Building classes for which a significant reduction in the base shear capacity is expected due to the accumulation of damage in masonry panels (e.g. confined masonry or reinforced concrete with infills, (e.g. Dolšek and Fajfar 2008, Riahi et al. 2009) were modelled assuming a quadrilinear capacity curve (as depicted in Figure 1). The reduction in the displacement capacity due to the additional stiffness from the masonry walls was modelled using the reduction factors proposed by Bal et al (2010). Figure. 1 Example of capacity curves of bare frame vs infilled frames considering reduction on initial stiffness (adapted from Martins and Silva (2020)).

In Acceleration Displacement Response Spectrum (ADRS) format, the mean capacity is estimated from the roof displacement (δr) of the multi-degree-of-freedom structure considering the relationships listed below, where (T) is the period of vibration and (Г) the first mode participation factor

$Sd=\frac{\delta_r}{\Gamma}$
$Sa=Sd*\left(\frac{2*\pi}{T}\right)^2$

## P-Delta effects#

To simulate the effects of second order nonlinearities in the equivalent SDOF models a series of modifiers to the ultimate drift were defined. These modifiers originated from the capacity curves developed by Romao et al 2021. From each capacity curve the ultimate drift was computed and the respective ratio to the ultimate drift of a one storey structure was evaluated, resulting in the values listed in Table 1. The incorporation of P-Delta effects in masonry building classes followed a similar approach this time using the HAZUS manual (FEMA 2014) as reference to estimate the reduction of displacement capacity with height (see Table 2).

Table 1. Multipliers used to estimate ultimate displacement considering P-Delta effects for building classes other than Masonry

No Storeys

Reduction factor (no seismic provisions)

Reduction factor (with seismic provisions)

1

1

1

2

0.94

0.95

3

0.87

0.9

4

0.81

0.85

5

0.74

0.81

6

0.71

0.78

7

0.67

0.75

8

0.64

0.73

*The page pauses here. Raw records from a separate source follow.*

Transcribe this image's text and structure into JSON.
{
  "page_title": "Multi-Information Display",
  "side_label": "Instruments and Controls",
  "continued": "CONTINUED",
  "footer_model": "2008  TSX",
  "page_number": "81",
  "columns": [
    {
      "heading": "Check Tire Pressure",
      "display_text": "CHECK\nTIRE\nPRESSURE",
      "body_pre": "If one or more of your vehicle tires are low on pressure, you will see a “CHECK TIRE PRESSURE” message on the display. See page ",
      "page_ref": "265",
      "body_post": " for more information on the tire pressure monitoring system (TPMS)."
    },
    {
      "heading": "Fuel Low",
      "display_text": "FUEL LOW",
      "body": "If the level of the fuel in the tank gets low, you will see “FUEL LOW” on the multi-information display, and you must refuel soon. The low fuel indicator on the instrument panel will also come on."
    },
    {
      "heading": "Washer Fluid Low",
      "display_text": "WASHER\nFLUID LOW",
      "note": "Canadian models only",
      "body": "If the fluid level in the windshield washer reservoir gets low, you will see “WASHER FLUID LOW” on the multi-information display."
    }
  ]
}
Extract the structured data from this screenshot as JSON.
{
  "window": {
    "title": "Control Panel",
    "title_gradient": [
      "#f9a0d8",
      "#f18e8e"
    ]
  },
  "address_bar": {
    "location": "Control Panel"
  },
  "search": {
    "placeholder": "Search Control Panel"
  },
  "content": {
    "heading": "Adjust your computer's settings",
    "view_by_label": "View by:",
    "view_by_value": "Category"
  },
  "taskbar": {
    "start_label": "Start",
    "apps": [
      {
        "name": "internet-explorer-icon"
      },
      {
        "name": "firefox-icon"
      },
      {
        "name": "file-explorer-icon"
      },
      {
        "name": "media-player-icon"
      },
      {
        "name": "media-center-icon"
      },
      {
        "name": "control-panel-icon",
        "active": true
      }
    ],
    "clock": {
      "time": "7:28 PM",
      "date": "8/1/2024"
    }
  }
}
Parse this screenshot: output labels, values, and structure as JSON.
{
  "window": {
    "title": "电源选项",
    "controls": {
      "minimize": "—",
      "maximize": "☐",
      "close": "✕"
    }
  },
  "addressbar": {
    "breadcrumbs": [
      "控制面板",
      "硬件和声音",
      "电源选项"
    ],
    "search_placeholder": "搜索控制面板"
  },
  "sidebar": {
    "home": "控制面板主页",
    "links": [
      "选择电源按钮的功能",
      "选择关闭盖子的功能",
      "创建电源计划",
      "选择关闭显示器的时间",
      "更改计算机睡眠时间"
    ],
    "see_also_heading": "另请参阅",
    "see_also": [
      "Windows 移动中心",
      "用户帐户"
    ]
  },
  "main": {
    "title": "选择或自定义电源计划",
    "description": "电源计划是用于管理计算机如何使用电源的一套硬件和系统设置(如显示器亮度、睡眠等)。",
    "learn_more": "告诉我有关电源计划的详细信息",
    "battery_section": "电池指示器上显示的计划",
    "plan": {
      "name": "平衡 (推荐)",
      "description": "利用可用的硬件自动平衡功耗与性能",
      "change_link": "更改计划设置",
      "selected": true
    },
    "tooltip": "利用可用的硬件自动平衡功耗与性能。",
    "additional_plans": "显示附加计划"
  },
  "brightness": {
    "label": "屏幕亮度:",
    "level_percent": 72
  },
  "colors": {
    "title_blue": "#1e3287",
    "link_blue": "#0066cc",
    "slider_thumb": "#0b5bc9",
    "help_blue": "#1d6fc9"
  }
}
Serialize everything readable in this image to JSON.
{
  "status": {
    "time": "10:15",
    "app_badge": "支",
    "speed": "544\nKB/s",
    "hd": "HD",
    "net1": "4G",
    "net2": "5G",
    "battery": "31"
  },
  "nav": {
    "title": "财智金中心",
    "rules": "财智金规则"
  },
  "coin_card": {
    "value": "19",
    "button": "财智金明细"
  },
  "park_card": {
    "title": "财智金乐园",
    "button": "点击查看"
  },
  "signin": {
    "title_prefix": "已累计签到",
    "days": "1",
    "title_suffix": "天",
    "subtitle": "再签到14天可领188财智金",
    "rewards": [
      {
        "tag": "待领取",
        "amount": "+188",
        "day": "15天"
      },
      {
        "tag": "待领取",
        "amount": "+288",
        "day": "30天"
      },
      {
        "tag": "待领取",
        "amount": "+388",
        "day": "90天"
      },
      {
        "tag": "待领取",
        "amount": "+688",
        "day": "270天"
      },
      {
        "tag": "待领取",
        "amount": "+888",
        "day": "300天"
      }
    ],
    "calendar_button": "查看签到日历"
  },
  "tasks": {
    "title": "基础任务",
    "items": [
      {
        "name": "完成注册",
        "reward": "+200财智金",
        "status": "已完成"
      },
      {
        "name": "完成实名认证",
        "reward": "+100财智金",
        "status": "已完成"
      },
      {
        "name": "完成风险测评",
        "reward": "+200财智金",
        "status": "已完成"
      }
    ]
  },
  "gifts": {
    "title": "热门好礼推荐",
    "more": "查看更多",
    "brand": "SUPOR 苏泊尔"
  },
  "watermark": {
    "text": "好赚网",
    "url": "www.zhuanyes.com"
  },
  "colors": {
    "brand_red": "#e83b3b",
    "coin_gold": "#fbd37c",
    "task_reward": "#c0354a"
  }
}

9

0.6

0.7

10

0.57

0.68

11

0.53

0.65

12

0.5

0.63

12+

0.5

0.63

Table 2. Multipliers used to estimate ultimate displacement considering P-Delta effects for masonry building classes

No Storeys

Reduction factor

1

1

2

1

3

0.83

4

0.75

5

0.67

6

0.50

6+

0.50